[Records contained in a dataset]

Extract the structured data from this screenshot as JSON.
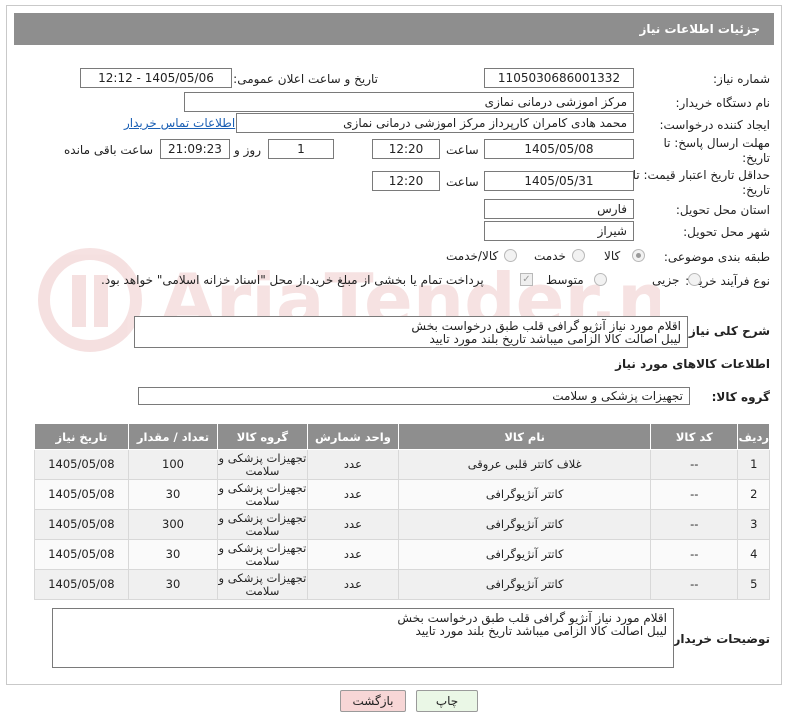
{
  "header": {
    "title": "جزئیات اطلاعات نیاز"
  },
  "form": {
    "need_number_label": "شماره نیاز:",
    "need_number": "1105030686001332",
    "announce_label": "تاریخ و ساعت اعلان عمومی:",
    "announce_value": "1405/05/06 - 12:12",
    "buyer_org_label": "نام دستگاه خریدار:",
    "buyer_org": "مرکز اموزشی درمانی نمازی",
    "creator_label": "ایجاد کننده درخواست:",
    "creator": "محمد هادی کامران کارپرداز مرکز اموزشی درمانی نمازی",
    "contact_link": "اطلاعات تماس خریدار",
    "deadline_label": "مهلت ارسال پاسخ: تا تاریخ:",
    "deadline_date": "1405/05/08",
    "time_label": "ساعت",
    "deadline_time": "12:20",
    "days_value": "1",
    "days_label": "روز و",
    "remaining_time": "21:09:23",
    "remaining_label": "ساعت باقی مانده",
    "validity_label": "حداقل تاریخ اعتبار قیمت: تا تاریخ:",
    "validity_date": "1405/05/31",
    "validity_time": "12:20",
    "province_label": "استان محل تحویل:",
    "province": "فارس",
    "city_label": "شهر محل تحویل:",
    "city": "شیراز",
    "category_label": "طبقه بندی موضوعی:",
    "category_options": [
      "کالا",
      "خدمت",
      "کالا/خدمت"
    ],
    "process_label": "نوع فرآیند خرید :",
    "process_options": [
      "جزیی",
      "متوسط"
    ],
    "payment_text": "پرداخت تمام یا بخشی از مبلغ خرید،از محل \"اسناد خزانه اسلامی\" خواهد بود."
  },
  "description": {
    "label": "شرح کلی نیاز:",
    "text": "اقلام مورد نیاز آنژیو گرافی قلب طبق درخواست بخش\nلیبل اصالت کالا الزامی میباشد تاریخ بلند مورد تایید"
  },
  "goods": {
    "section_title": "اطلاعات کالاهای مورد نیاز",
    "group_label": "گروه کالا:",
    "group_value": "تجهیزات پزشکی و سلامت",
    "columns": [
      "ردیف",
      "کد کالا",
      "نام کالا",
      "واحد شمارش",
      "گروه کالا",
      "تعداد / مقدار",
      "تاریخ نیاز"
    ],
    "rows": [
      {
        "n": "1",
        "code": "--",
        "name": "غلاف کاتتر قلبی عروقی",
        "unit": "عدد",
        "group": "تجهیزات پزشکی و سلامت",
        "qty": "100",
        "date": "1405/05/08"
      },
      {
        "n": "2",
        "code": "--",
        "name": "کاتتر آنژیوگرافی",
        "unit": "عدد",
        "group": "تجهیزات پزشکی و سلامت",
        "qty": "30",
        "date": "1405/05/08"
      },
      {
        "n": "3",
        "code": "--",
        "name": "کاتتر آنژیوگرافی",
        "unit": "عدد",
        "group": "تجهیزات پزشکی و سلامت",
        "qty": "300",
        "date": "1405/05/08"
      },
      {
        "n": "4",
        "code": "--",
        "name": "کاتتر آنژیوگرافی",
        "unit": "عدد",
        "group": "تجهیزات پزشکی و سلامت",
        "qty": "30",
        "date": "1405/05/08"
      },
      {
        "n": "5",
        "code": "--",
        "name": "کاتتر آنژیوگرافی",
        "unit": "عدد",
        "group": "تجهیزات پزشکی و سلامت",
        "qty": "30",
        "date": "1405/05/08"
      }
    ]
  },
  "buyer_notes": {
    "label": "توضیحات خریدار:",
    "text": "اقلام مورد نیاز آنژیو گرافی قلب طبق درخواست بخش\nلیبل اصالت کالا الزامی میباشد تاریخ بلند مورد تایید"
  },
  "buttons": {
    "print": "چاپ",
    "back": "بازگشت"
  },
  "watermark": {
    "text": "AriaTender.neT"
  },
  "colors": {
    "header": "#8e8e8e",
    "link": "#1a5fb4",
    "back_button": "#f7d6d6",
    "print_button": "#eaf7e6"
  }
}
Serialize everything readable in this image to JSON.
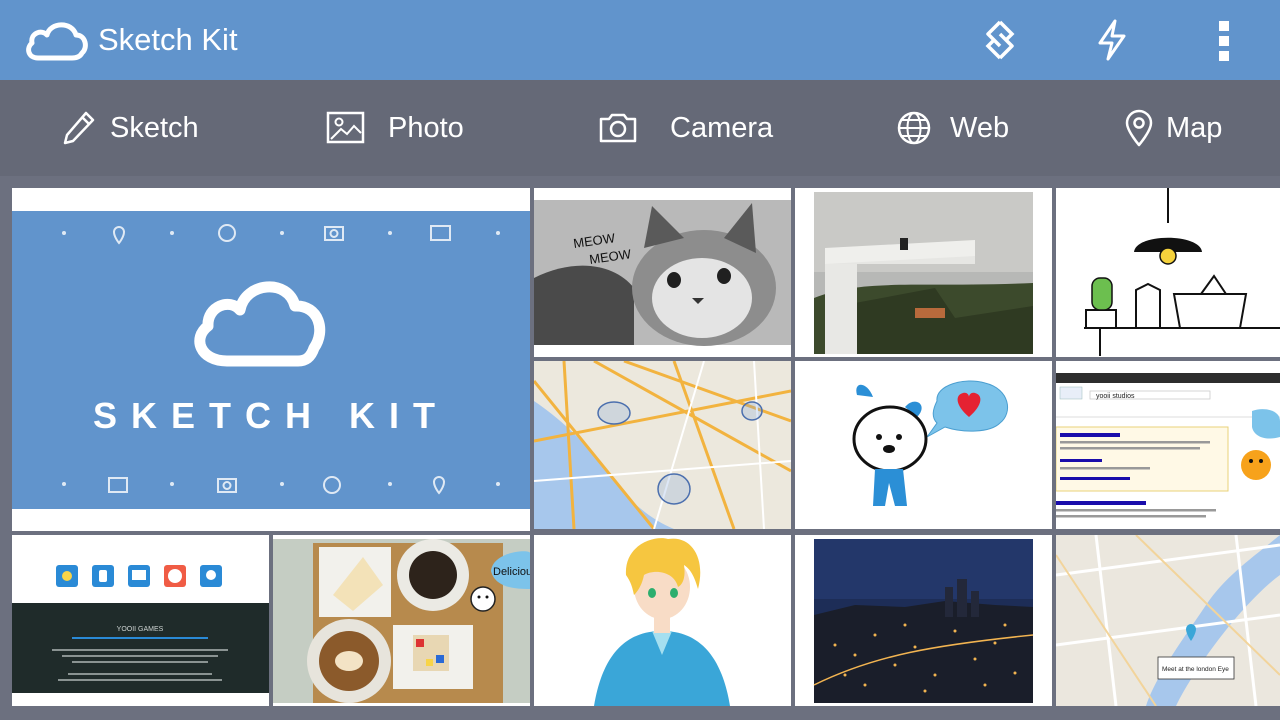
{
  "app": {
    "title": "Sketch Kit"
  },
  "appbar": {
    "icons": [
      "cloud-logo-icon",
      "shortcut-icon",
      "lightning-icon",
      "overflow-menu-icon"
    ]
  },
  "toolbar": {
    "items": [
      {
        "label": "Sketch",
        "icon": "pencil-icon"
      },
      {
        "label": "Photo",
        "icon": "image-icon"
      },
      {
        "label": "Camera",
        "icon": "camera-icon"
      },
      {
        "label": "Web",
        "icon": "globe-icon"
      },
      {
        "label": "Map",
        "icon": "map-pin-icon"
      }
    ]
  },
  "gallery": {
    "hero_title": "SKETCH KIT",
    "cat_caption": "MEOW\nMEOW",
    "cafe_bubble": "Delicious",
    "web_result_title": "yooii studios",
    "map_bubble": "Meet at the london Eye",
    "promo_heading": "YOOII GAMES"
  },
  "colors": {
    "appbar": "#6194cc",
    "toolbar": "#656977",
    "grid_bg": "#6c707f",
    "hero_blue": "#6194cc"
  }
}
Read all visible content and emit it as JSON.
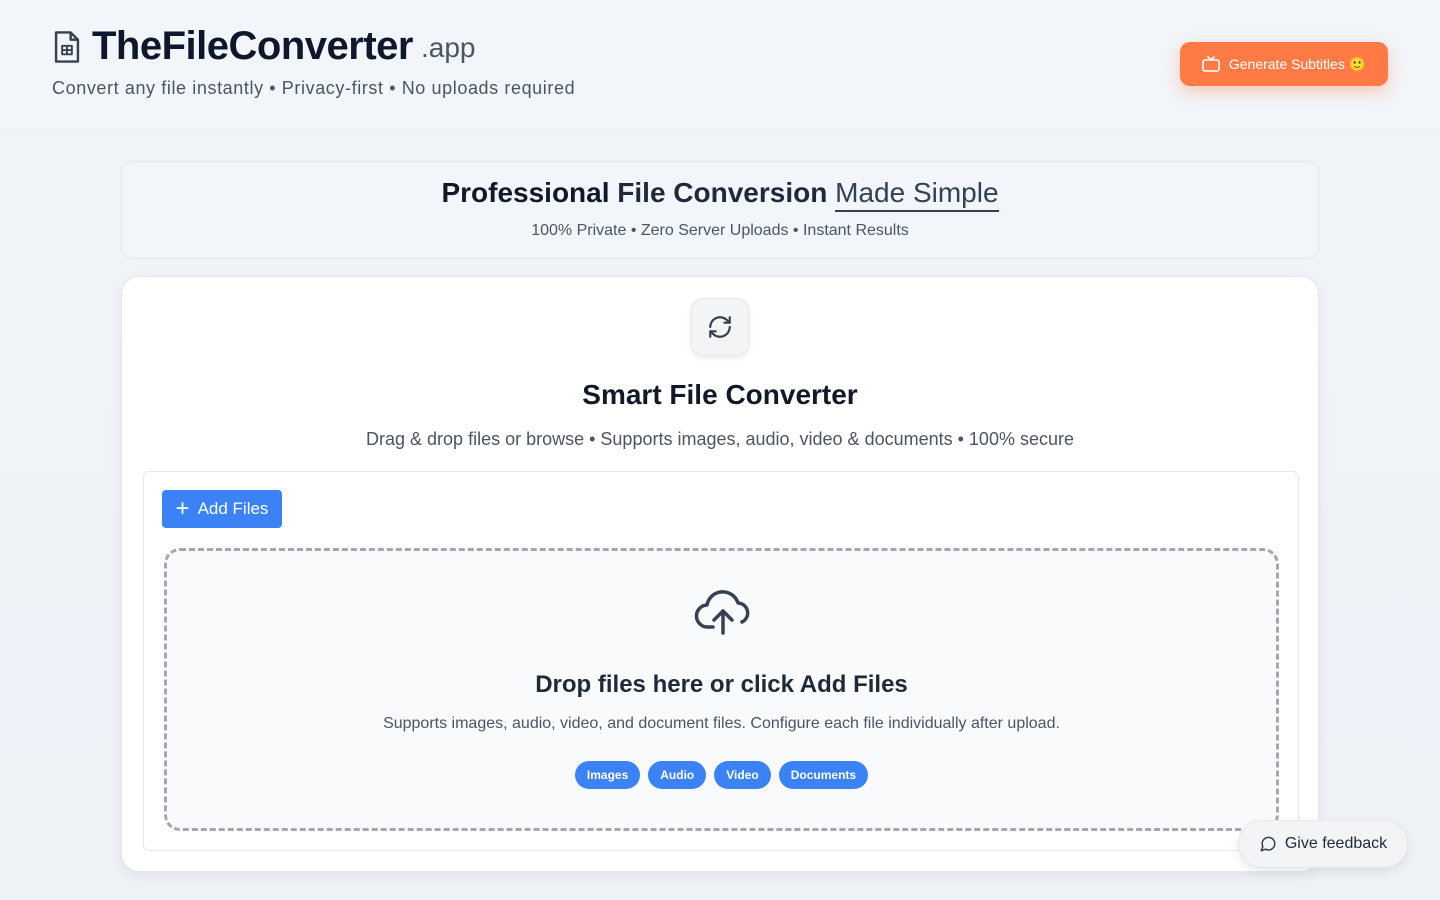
{
  "header": {
    "brand_name": "TheFileConverter",
    "brand_tld": ".app",
    "tagline": "Convert any file instantly • Privacy-first • No uploads required",
    "subtitles_button": "Generate Subtitles 🙂"
  },
  "hero": {
    "title_part1": "Professional ",
    "title_accent": "File Conversion",
    "title_part2": "Made Simple",
    "subtitle": "100% Private • Zero Server Uploads • Instant Results"
  },
  "converter": {
    "title": "Smart File Converter",
    "subtitle": "Drag & drop files or browse • Supports images, audio, video & documents • 100% secure",
    "add_files_label": "Add Files",
    "drop_title": "Drop files here or click Add Files",
    "drop_subtitle": "Supports images, audio, video, and document files. Configure each file individually after upload.",
    "tags": [
      "Images",
      "Audio",
      "Video",
      "Documents"
    ]
  },
  "feedback": {
    "label": "Give feedback"
  },
  "colors": {
    "accent_orange": "#ff7a45",
    "primary_blue": "#3b82f6"
  },
  "icons": {
    "brand": "file-spreadsheet-icon",
    "subtitles": "tv-icon",
    "converter": "refresh-icon",
    "upload": "cloud-upload-icon",
    "add": "plus-icon",
    "feedback": "message-circle-icon"
  }
}
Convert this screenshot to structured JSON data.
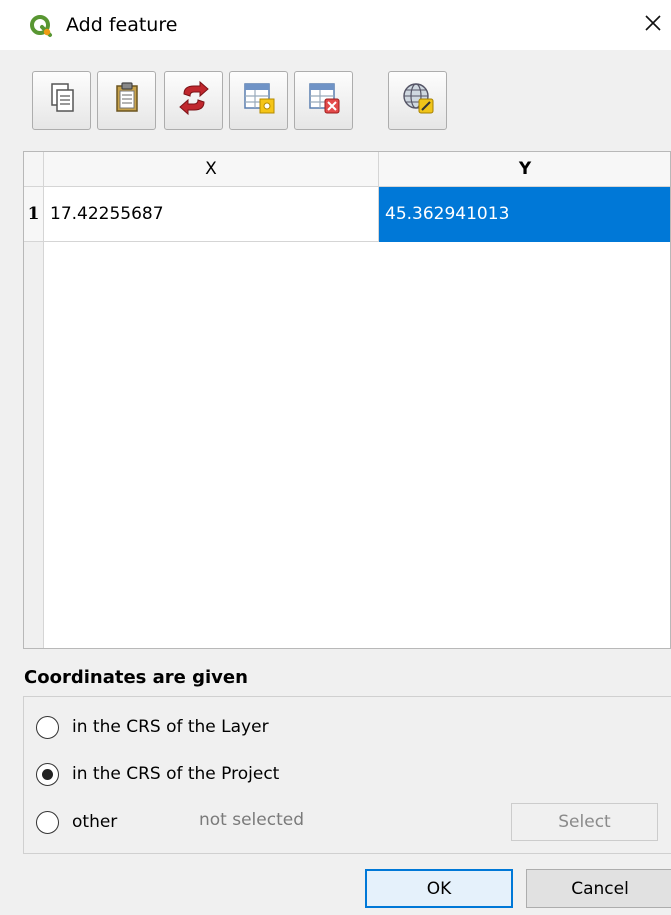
{
  "window": {
    "title": "Add feature",
    "app_icon": "qgis-logo-icon",
    "close_icon": "close-icon"
  },
  "toolbar": {
    "buttons": [
      {
        "icon": "copy-icon"
      },
      {
        "icon": "paste-icon"
      },
      {
        "icon": "swap-xy-icon"
      },
      {
        "icon": "add-row-icon"
      },
      {
        "icon": "delete-row-icon"
      },
      {
        "icon": "digitize-globe-icon"
      }
    ]
  },
  "table": {
    "columns": [
      "X",
      "Y"
    ],
    "rows": [
      {
        "index": "1",
        "x": "17.42255687",
        "y": "45.362941013"
      }
    ]
  },
  "crs": {
    "group_title": "Coordinates are given",
    "options": [
      {
        "label": "in the CRS of the Layer",
        "checked": false
      },
      {
        "label": "in the CRS of the Project",
        "checked": true
      },
      {
        "label": "other",
        "checked": false
      }
    ],
    "other_status": "not selected",
    "select_label": "Select"
  },
  "buttons": {
    "ok": "OK",
    "cancel": "Cancel"
  },
  "colors": {
    "selection": "#0078d7",
    "qgis_green": "#589632",
    "qgis_yellow": "#ee9b13"
  }
}
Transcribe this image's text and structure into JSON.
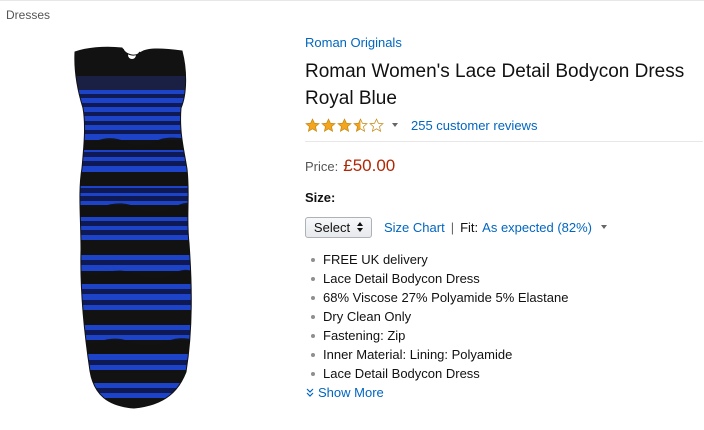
{
  "breadcrumb": {
    "label": "Dresses"
  },
  "product": {
    "brand": "Roman Originals",
    "title": "Roman Women's Lace Detail Bodycon Dress Royal Blue",
    "rating_value": 3.5,
    "rating_max": 5,
    "review_count_label": "255 customer reviews",
    "price_label": "Price:",
    "price_value": "£50.00",
    "image_icon": "dress-image"
  },
  "size": {
    "title": "Size:",
    "select_label": "Select",
    "size_chart_label": "Size Chart",
    "separator": "|",
    "fit_label": "Fit:",
    "fit_value": "As expected (82%)"
  },
  "features": [
    "FREE UK delivery",
    "Lace Detail Bodycon Dress",
    "68% Viscose 27% Polyamide 5% Elastane",
    "Dry Clean Only",
    "Fastening: Zip",
    "Inner Material: Lining: Polyamide",
    "Lace Detail Bodycon Dress"
  ],
  "show_more_label": "Show More",
  "colors": {
    "link": "#0066c0",
    "price": "#b12704",
    "star": "#f4a41d",
    "dress_blue": "#1c43c8",
    "dress_black": "#121212"
  }
}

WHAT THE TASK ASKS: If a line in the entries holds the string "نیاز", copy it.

OUTPUT:
    "title": "جزئیات اطلاعات نیاز"
    "need_number_label": "شماره نیاز:",
    "label": "شرح کلی نیاز:",
    "text": "اقلام مورد نیاز آنژیو گرافی قلب طبق درخواست بخش\nلیبل اصالت کالا الزامی میباشد تاریخ بلند مورد تایید"
    "section_title": "اطلاعات کالاهای مورد نیاز",
      "تاریخ نیاز"
    "text": "اقلام مورد نیاز آنژیو گرافی قلب طبق درخواست بخش\nلیبل اصالت کالا الزامی میباشد تاریخ بلند مورد تایید"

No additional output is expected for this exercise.